You are not expected to be perfect, for neither (to tell the truth) is the worker interviewing you. Be yourself and tell no lies. The bottom line on most issues in how you are dealing with your problems, how you have dealt with your previous life challenges and how those difficulties will impact the child. Workers know life is tough and like to see strong applicants who have a demonstrated history of managing the headwinds and staying the course.
In addition to the adoption home study, you will be required to take a training course known as PRIDE. It is a 27-hour mandatory course for all adoptive applicants in Ontario offered by a specially trained social worker/instructor. While many prospective adoptive parents initially feel they do not need a course, my experience as a former instructor, is that virtually 100 per cent of the participants report at the end that they learned a great deal and are most grateful they had the education.
The Ontario Association of Children’s Aid Society Facts and Figures site reports that in 2109/20 there were approximately 9300 children in care in any given month. Forty-five per cent of them are 16 years of age or older. More than 36 per cent of adoptions were by the foster family the child was living with. The Adoption Council of Canada reports that there are approximately 22,000 children legally eligible children for adoption in Canada but only about 1,700 are adopted each year.

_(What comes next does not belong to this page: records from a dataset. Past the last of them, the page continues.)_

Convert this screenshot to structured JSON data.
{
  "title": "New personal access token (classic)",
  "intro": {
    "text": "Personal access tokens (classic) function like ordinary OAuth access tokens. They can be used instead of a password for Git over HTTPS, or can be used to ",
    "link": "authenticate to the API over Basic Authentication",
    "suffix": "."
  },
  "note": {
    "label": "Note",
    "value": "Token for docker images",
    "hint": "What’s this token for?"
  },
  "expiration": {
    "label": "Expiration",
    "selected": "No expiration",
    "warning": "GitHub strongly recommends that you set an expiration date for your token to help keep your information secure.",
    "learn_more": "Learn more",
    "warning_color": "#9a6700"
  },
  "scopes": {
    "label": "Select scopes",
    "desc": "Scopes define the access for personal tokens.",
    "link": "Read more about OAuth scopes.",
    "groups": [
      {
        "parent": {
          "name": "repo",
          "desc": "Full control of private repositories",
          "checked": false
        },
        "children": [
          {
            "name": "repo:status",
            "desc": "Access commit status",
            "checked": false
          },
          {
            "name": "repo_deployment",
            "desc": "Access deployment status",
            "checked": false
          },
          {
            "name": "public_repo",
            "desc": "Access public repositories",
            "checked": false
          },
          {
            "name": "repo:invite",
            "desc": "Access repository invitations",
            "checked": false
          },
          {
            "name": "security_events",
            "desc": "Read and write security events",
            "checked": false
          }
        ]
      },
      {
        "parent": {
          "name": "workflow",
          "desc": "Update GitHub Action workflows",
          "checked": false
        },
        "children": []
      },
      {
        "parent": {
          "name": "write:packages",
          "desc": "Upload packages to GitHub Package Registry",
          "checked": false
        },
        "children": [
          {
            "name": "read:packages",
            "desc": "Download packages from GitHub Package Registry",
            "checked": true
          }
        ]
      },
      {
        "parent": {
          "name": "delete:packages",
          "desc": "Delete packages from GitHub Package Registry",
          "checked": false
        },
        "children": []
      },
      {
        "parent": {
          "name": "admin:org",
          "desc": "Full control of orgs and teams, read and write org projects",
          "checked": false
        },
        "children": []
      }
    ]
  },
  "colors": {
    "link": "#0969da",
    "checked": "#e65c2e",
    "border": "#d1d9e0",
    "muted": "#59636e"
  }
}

Many celebrities have adopted children, including Madonna, Sandra Bullock, Nicole Kidman and Tom Cruise, and Angelina Jolie. These people and all adoptive parents give a child a future which might be otherwise very unlikely. Kudos to them all!
Adoption is a time-consuming, complex, emotional process. it can be exhausting administratively, legally and financially. Applicants need to be fiercely, relentlessly determined. However, it can be one of the most fulfilling things that anyone will ever do.
So, Still Dreaming about a Family, to answer your question, I agree with the Adoption Council of Ontario ‘It’s never too late for a family!’ Let me close with a poem I wrote on this subject.
What matters to you, may not matter to me
— By Adele Blair
A child in the system, talks of his plight
Expressing his thoughts to another,
What matters to you, may not matter to me,
What I need is a dad and the mother.
Some say my father needs culture,
I say waiting will not make me glad.
Some say he must share my history,
I care not, I just want a dad.
I just want a father with arms who can hold me.
I just want a dad with a heart.
I just want a dad who will love me,
From whose home I need never depart.
What matters to you, may not matter to me
When it comes to finding a dad.
I just want a father who will stay by my side
And be the best friend a child ever had.
So, when a child in the system, talks of his plight
Expressing his thoughts to another,
Remember his words, that his needs aren’t complex,
He just wants a dad and a mother.
I'm looking forward to your questions! Email me at firstname.lastname@example.org and please put Heart to Heart in the subject line. Note that all columns will remain anonymous.
Photo: Foto Phanatic, Unsplash